→ TASK OBJECTIVE:
Determine how many lines in the listing below contain the word "chevron", then state that number by itself.

EXCERPTED DATA Start Marker

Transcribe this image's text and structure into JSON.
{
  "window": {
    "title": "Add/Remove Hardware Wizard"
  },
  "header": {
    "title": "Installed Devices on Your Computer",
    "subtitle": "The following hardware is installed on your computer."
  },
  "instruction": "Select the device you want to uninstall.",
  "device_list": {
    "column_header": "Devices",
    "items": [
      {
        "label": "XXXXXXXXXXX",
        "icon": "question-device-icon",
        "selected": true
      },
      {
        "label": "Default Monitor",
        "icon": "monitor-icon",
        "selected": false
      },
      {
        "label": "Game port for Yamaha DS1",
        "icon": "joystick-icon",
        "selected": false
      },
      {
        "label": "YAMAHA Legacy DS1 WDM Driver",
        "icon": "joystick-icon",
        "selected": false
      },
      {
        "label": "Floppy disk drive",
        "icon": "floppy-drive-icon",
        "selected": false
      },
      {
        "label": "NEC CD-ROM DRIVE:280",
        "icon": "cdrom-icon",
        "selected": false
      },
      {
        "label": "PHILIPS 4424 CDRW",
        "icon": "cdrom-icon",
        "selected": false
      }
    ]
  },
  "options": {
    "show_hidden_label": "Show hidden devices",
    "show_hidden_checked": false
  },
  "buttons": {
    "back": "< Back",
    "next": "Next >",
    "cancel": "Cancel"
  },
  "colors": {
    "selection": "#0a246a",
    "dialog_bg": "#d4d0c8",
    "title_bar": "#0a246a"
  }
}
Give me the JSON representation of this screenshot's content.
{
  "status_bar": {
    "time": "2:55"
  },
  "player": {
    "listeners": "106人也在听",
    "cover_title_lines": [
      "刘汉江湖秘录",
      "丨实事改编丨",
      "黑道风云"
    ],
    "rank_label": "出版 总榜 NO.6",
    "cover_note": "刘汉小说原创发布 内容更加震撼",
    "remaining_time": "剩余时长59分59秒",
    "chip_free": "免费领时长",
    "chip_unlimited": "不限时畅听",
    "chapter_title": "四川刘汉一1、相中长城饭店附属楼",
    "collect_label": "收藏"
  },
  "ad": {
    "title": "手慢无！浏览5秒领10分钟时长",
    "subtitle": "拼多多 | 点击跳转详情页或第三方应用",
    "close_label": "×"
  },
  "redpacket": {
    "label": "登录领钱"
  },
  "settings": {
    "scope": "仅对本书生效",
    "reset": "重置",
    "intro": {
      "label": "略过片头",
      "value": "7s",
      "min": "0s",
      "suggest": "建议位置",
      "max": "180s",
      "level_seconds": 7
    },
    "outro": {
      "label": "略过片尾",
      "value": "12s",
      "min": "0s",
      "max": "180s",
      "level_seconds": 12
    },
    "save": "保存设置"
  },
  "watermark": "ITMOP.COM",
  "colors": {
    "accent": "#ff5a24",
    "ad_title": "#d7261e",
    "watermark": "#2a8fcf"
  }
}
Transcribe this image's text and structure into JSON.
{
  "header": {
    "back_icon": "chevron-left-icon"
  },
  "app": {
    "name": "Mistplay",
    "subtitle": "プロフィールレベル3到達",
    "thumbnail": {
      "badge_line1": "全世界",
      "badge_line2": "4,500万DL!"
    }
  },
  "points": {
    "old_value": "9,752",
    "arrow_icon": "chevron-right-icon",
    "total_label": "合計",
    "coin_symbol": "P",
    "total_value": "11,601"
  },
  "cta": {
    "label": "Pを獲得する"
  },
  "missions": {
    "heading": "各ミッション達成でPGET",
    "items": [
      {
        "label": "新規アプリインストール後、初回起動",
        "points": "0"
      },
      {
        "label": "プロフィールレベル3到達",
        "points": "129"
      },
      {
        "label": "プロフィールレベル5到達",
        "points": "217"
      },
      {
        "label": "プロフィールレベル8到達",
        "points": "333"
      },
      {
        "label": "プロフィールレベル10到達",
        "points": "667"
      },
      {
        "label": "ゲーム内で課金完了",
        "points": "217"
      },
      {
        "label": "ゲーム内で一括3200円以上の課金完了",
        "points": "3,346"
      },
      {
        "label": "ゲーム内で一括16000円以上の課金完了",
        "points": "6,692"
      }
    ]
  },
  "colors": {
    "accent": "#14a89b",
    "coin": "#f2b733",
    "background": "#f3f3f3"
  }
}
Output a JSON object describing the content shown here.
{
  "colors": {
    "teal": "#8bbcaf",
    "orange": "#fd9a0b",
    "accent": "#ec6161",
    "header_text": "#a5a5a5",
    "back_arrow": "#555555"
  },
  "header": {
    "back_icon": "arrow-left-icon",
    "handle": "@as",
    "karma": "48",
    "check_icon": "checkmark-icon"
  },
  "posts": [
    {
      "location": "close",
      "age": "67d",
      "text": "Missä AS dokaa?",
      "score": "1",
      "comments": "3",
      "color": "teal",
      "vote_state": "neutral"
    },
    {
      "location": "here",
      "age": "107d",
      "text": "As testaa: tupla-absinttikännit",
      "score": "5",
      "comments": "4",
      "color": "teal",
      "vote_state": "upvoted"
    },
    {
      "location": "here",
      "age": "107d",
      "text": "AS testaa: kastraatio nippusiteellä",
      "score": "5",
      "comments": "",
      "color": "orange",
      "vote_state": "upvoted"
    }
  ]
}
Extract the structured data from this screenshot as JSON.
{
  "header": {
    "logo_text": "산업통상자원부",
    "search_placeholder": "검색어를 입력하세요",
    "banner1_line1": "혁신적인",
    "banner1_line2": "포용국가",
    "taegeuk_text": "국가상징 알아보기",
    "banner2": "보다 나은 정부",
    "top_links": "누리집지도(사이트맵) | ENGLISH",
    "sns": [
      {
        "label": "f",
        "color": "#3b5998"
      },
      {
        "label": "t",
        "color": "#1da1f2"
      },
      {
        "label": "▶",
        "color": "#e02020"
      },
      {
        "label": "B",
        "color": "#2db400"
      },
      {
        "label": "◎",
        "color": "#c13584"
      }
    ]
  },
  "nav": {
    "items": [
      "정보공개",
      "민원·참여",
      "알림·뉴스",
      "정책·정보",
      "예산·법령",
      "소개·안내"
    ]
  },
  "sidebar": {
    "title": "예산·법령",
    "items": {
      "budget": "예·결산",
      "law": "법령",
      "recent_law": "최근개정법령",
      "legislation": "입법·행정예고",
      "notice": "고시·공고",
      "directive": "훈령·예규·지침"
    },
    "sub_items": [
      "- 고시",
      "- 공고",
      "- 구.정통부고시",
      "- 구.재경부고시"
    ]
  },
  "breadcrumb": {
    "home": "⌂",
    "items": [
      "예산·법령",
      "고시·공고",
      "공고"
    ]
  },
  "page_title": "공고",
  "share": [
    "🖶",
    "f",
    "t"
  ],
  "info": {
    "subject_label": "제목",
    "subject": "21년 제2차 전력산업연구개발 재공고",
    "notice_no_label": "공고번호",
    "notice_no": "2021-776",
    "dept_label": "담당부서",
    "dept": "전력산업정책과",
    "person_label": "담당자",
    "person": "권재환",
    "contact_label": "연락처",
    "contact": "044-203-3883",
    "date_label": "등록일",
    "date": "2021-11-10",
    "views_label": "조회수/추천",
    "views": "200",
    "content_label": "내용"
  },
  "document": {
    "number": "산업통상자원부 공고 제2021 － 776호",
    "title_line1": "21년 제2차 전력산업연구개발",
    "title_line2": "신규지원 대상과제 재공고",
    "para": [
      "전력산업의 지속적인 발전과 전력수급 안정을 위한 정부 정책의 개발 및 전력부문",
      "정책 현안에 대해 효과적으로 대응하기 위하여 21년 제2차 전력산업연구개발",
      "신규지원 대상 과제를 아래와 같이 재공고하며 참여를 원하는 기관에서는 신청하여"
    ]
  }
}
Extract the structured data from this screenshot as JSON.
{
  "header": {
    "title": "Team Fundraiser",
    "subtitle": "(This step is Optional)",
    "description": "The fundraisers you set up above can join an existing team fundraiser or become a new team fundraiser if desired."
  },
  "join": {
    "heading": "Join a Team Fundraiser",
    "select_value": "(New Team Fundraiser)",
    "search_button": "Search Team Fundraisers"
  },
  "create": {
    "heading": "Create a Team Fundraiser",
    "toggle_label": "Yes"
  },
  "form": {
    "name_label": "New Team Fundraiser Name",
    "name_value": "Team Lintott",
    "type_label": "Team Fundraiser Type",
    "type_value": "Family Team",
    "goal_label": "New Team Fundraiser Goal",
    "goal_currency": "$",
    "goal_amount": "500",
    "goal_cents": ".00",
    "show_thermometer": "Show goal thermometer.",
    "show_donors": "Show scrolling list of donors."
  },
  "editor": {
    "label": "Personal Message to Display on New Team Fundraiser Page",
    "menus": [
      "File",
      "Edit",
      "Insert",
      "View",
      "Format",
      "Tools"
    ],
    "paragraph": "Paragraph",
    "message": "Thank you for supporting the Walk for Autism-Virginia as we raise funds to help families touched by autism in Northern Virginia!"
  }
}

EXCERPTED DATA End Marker

→ REPLY TO THE TASK:
2